*** Records shown Section Begins ***

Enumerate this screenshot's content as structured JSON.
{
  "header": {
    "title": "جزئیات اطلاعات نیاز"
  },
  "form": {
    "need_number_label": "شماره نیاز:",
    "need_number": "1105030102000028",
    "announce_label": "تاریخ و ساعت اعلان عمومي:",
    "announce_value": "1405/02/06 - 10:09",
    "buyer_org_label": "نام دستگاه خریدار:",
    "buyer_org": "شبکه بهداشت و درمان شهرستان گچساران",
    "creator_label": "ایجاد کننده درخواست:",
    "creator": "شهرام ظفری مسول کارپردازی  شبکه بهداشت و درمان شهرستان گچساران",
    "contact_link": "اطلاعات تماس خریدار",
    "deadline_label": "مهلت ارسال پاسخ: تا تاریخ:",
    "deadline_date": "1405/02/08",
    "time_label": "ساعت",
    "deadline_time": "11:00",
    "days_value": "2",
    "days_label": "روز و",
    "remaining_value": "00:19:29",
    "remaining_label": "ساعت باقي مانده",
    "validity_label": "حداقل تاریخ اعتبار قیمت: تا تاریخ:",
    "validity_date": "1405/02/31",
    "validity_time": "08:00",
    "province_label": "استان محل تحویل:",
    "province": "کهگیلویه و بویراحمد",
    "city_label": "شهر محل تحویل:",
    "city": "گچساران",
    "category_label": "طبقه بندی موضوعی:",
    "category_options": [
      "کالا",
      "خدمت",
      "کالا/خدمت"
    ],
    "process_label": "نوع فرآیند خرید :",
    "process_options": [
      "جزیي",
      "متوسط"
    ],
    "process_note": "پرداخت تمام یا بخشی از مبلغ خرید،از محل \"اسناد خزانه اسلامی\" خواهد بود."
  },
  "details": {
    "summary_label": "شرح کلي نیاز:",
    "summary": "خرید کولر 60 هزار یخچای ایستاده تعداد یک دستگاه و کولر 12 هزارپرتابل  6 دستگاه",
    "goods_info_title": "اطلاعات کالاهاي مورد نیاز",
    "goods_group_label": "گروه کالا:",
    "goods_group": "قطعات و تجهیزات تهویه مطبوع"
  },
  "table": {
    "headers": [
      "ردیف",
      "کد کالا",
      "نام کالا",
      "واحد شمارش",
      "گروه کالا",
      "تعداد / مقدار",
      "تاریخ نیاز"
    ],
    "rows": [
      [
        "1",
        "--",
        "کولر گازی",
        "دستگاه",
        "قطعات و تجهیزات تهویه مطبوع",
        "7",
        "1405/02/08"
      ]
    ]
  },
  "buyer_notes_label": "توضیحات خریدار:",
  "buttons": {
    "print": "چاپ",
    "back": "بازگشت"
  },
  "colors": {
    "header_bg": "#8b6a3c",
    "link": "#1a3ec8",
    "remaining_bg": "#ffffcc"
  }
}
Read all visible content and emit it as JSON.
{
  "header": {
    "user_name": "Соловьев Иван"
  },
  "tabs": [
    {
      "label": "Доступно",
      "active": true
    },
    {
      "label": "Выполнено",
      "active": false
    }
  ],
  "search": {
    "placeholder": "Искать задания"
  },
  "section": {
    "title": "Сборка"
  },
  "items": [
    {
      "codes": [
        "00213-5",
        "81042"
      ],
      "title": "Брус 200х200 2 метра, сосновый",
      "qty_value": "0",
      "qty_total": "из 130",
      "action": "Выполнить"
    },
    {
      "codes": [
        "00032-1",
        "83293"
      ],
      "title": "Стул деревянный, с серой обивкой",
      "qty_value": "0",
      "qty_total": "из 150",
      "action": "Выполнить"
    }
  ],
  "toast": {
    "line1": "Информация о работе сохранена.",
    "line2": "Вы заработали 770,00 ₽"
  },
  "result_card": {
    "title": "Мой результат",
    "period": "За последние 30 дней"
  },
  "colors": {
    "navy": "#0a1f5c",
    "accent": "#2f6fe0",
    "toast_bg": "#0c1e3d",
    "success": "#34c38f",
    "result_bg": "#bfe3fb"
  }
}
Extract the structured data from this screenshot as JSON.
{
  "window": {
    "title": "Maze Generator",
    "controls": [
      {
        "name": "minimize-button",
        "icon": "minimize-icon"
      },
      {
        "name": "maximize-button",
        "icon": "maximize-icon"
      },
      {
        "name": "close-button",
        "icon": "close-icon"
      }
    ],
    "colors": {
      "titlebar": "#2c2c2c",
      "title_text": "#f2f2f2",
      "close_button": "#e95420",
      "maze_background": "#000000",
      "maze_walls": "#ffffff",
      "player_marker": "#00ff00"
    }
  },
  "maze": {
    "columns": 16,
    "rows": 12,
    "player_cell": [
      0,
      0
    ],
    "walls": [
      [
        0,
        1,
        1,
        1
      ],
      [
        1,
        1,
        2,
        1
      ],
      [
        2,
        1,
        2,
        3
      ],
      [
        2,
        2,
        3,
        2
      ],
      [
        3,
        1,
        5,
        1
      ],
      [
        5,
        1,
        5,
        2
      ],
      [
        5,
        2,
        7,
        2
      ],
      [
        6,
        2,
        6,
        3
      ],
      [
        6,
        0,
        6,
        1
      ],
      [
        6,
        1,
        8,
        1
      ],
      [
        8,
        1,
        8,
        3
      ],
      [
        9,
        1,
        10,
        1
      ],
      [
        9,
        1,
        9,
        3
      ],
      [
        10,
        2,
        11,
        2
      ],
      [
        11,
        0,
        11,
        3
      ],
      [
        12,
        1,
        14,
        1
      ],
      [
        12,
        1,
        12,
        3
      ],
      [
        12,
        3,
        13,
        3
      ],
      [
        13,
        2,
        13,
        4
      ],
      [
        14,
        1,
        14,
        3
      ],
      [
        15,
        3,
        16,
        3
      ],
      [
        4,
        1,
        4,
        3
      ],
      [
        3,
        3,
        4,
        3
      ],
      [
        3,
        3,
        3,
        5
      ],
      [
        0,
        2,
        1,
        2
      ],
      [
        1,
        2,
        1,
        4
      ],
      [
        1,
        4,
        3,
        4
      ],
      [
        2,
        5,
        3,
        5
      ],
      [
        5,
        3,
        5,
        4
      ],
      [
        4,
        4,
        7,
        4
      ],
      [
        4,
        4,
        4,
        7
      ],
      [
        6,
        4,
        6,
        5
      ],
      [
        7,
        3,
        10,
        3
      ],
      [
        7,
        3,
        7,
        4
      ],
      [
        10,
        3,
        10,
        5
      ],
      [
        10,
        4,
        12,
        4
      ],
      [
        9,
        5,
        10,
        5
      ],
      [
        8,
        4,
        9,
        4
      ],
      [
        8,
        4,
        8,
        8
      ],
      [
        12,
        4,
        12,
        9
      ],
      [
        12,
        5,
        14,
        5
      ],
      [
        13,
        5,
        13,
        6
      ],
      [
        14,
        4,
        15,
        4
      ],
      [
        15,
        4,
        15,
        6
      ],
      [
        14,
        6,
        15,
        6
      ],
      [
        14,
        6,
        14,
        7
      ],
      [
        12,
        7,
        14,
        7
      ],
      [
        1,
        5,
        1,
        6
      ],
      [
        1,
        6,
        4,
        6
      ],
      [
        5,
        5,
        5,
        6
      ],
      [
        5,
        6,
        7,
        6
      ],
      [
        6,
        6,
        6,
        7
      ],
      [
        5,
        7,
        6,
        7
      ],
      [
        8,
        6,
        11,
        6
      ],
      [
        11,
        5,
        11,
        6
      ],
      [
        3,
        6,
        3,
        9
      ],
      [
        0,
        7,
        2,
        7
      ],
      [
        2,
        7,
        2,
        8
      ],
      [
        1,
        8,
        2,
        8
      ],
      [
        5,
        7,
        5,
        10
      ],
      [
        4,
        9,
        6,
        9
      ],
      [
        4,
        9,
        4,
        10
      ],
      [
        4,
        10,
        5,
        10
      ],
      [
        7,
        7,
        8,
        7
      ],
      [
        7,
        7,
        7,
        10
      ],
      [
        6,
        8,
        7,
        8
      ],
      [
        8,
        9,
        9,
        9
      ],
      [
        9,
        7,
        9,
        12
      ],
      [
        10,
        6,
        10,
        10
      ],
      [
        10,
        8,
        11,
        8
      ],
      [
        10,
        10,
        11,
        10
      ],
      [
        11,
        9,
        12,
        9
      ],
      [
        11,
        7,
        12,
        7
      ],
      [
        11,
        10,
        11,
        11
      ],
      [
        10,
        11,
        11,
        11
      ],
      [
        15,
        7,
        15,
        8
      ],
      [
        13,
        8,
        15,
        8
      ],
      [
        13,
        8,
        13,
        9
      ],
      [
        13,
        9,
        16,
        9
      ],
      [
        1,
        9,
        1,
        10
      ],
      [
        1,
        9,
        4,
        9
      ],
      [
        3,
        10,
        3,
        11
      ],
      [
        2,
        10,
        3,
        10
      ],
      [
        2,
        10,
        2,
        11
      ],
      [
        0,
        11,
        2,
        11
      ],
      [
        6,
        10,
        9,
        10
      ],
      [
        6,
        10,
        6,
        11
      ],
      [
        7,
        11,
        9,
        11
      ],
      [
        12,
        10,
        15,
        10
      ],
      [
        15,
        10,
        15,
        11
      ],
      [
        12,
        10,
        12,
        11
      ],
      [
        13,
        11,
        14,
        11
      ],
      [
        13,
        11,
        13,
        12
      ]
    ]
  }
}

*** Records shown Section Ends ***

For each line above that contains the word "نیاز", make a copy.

* [Output]
    "title": "جزئیات اطلاعات نیاز"
    "need_number_label": "شماره نیاز:",
    "summary_label": "شرح کلي نیاز:",
    "goods_info_title": "اطلاعات کالاهاي مورد نیاز",
      "تاریخ نیاز"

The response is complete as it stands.